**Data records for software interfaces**
-=-=-=-=-

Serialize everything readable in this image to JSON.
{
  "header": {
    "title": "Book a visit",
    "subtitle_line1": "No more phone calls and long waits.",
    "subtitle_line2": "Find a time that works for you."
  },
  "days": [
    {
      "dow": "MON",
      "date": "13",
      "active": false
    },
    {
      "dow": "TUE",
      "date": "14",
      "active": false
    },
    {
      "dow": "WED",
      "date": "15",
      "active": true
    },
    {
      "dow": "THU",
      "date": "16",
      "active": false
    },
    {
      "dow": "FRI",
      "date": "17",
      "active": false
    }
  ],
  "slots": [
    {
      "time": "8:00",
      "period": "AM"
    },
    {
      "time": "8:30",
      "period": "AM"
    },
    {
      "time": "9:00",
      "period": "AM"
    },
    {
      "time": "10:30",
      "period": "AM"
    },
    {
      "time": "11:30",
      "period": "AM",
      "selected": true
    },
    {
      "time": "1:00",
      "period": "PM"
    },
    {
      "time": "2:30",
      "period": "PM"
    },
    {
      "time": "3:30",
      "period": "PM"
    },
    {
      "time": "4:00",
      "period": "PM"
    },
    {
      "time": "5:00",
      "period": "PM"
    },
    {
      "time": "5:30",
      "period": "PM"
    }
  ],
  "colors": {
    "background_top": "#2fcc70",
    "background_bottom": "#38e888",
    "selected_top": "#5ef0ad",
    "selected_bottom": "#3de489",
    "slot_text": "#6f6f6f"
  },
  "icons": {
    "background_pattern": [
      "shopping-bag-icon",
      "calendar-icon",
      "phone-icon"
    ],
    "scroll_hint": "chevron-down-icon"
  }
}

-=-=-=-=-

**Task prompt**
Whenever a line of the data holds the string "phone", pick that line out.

**Result**
    "subtitle_line1": "No more phone calls and long waits.",
      "phone-icon"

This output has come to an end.